*TASK ITEM*: From the first line to the last, reproduce the records exactly as they appear below.

*DATASET CONTENT*:
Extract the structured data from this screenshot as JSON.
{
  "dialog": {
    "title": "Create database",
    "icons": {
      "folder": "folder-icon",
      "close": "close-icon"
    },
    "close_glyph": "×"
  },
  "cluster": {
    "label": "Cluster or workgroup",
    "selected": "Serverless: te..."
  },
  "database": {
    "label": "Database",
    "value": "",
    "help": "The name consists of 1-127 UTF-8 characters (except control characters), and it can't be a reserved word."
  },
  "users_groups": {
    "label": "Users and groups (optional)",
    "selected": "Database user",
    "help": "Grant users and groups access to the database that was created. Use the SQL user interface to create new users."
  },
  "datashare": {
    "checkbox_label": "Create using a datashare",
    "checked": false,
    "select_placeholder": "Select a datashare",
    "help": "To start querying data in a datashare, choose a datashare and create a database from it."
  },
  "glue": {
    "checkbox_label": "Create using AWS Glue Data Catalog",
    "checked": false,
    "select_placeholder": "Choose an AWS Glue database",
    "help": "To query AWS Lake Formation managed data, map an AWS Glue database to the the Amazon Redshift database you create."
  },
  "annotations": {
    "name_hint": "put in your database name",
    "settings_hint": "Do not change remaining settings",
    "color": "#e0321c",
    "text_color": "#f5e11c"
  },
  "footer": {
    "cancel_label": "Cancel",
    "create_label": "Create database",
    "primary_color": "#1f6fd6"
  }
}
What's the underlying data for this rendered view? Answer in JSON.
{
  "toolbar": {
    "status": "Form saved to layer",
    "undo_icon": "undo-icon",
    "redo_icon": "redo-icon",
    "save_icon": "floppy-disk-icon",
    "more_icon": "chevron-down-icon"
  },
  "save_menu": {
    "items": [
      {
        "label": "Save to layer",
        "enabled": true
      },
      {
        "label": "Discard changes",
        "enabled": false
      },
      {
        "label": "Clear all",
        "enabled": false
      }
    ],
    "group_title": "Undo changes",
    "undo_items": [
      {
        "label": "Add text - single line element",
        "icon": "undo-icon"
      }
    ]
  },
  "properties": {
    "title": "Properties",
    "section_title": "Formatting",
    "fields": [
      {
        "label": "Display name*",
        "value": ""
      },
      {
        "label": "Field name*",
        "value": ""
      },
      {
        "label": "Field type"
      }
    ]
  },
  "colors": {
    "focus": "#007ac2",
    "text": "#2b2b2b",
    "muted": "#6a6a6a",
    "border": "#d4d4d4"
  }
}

*ANSWER TO THIS TASK*:
Extract the structured data from this screenshot as JSON.
{
  "dialog": {
    "title": "Create database",
    "icons": {
      "folder": "folder-icon",
      "close": "close-icon"
    },
    "close_glyph": "×"
  },
  "cluster": {
    "label": "Cluster or workgroup",
    "selected": "Serverless: te..."
  },
  "database": {
    "label": "Database",
    "value": "",
    "help": "The name consists of 1-127 UTF-8 characters (except control characters), and it can't be a reserved word."
  },
  "users_groups": {
    "label": "Users and groups (optional)",
    "selected": "Database user",
    "help": "Grant users and groups access to the database that was created. Use the SQL user interface to create new users."
  },
  "datashare": {
    "checkbox_label": "Create using a datashare",
    "checked": false,
    "select_placeholder": "Select a datashare",
    "help": "To start querying data in a datashare, choose a datashare and create a database from it."
  },
  "glue": {
    "checkbox_label": "Create using AWS Glue Data Catalog",
    "checked": false,
    "select_placeholder": "Choose an AWS Glue database",
    "help": "To query AWS Lake Formation managed data, map an AWS Glue database to the the Amazon Redshift database you create."
  },
  "annotations": {
    "name_hint": "put in your database name",
    "settings_hint": "Do not change remaining settings",
    "color": "#e0321c",
    "text_color": "#f5e11c"
  },
  "footer": {
    "cancel_label": "Cancel",
    "create_label": "Create database",
    "primary_color": "#1f6fd6"
  }
}
What's the underlying data for this rendered view? Answer in JSON.
{
  "toolbar": {
    "status": "Form saved to layer",
    "undo_icon": "undo-icon",
    "redo_icon": "redo-icon",
    "save_icon": "floppy-disk-icon",
    "more_icon": "chevron-down-icon"
  },
  "save_menu": {
    "items": [
      {
        "label": "Save to layer",
        "enabled": true
      },
      {
        "label": "Discard changes",
        "enabled": false
      },
      {
        "label": "Clear all",
        "enabled": false
      }
    ],
    "group_title": "Undo changes",
    "undo_items": [
      {
        "label": "Add text - single line element",
        "icon": "undo-icon"
      }
    ]
  },
  "properties": {
    "title": "Properties",
    "section_title": "Formatting",
    "fields": [
      {
        "label": "Display name*",
        "value": ""
      },
      {
        "label": "Field name*",
        "value": ""
      },
      {
        "label": "Field type"
      }
    ]
  },
  "colors": {
    "focus": "#007ac2",
    "text": "#2b2b2b",
    "muted": "#6a6a6a",
    "border": "#d4d4d4"
  }
}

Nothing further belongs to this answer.